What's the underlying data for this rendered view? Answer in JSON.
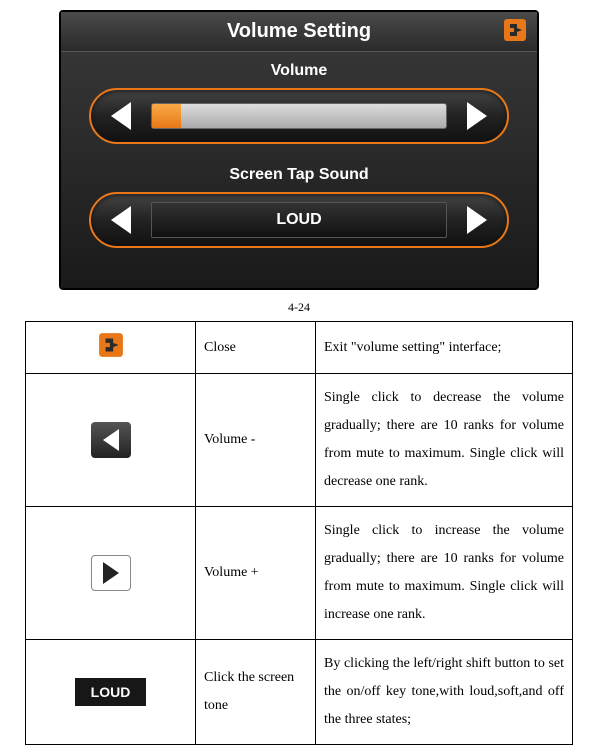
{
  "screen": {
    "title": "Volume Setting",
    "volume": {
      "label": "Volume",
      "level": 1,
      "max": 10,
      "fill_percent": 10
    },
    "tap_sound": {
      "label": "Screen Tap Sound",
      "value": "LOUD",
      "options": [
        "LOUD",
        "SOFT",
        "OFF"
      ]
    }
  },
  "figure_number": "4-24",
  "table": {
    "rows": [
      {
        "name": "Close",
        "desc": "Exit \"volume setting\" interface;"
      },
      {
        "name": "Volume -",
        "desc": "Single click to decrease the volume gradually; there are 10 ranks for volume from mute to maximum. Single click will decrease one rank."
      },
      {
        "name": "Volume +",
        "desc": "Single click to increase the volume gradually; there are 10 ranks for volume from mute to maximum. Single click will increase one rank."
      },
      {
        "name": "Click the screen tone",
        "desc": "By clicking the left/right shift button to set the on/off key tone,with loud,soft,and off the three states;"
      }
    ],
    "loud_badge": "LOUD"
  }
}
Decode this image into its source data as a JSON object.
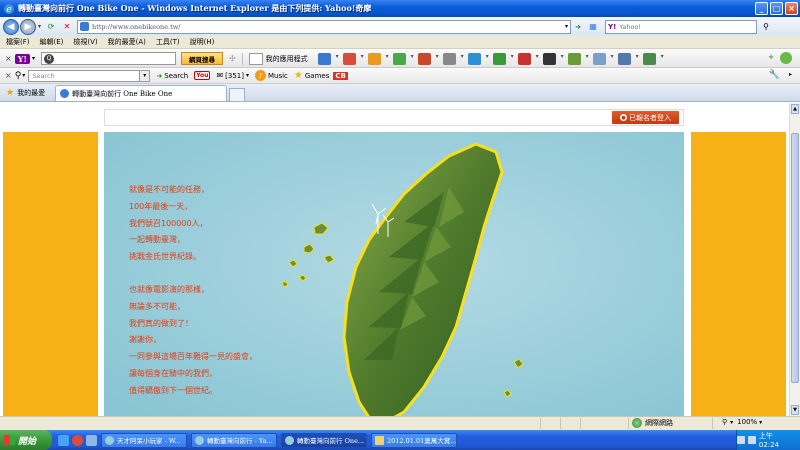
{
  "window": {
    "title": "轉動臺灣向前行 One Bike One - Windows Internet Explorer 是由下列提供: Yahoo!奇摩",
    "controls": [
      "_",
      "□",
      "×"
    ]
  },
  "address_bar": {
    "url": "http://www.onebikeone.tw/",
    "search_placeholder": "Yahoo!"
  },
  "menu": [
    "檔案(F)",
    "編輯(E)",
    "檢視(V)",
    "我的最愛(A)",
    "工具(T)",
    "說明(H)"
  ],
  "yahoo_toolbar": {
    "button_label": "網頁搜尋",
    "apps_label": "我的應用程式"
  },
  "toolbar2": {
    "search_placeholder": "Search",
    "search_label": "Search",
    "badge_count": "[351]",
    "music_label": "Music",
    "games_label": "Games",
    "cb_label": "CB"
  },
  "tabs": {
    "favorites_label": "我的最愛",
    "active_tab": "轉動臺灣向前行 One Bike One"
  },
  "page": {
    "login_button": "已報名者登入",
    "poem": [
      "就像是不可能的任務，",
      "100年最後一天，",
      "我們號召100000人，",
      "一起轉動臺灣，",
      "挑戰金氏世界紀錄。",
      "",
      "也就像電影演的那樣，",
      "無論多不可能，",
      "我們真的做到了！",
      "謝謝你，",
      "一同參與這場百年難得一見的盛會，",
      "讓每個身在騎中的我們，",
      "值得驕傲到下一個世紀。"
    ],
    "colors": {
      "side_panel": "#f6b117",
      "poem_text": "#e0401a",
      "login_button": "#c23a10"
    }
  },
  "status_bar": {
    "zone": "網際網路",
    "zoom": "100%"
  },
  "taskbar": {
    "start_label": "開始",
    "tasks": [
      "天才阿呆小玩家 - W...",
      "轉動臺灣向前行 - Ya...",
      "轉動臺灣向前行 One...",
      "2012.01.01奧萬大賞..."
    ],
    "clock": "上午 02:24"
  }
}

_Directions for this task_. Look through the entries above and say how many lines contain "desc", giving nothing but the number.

_Task output_. 4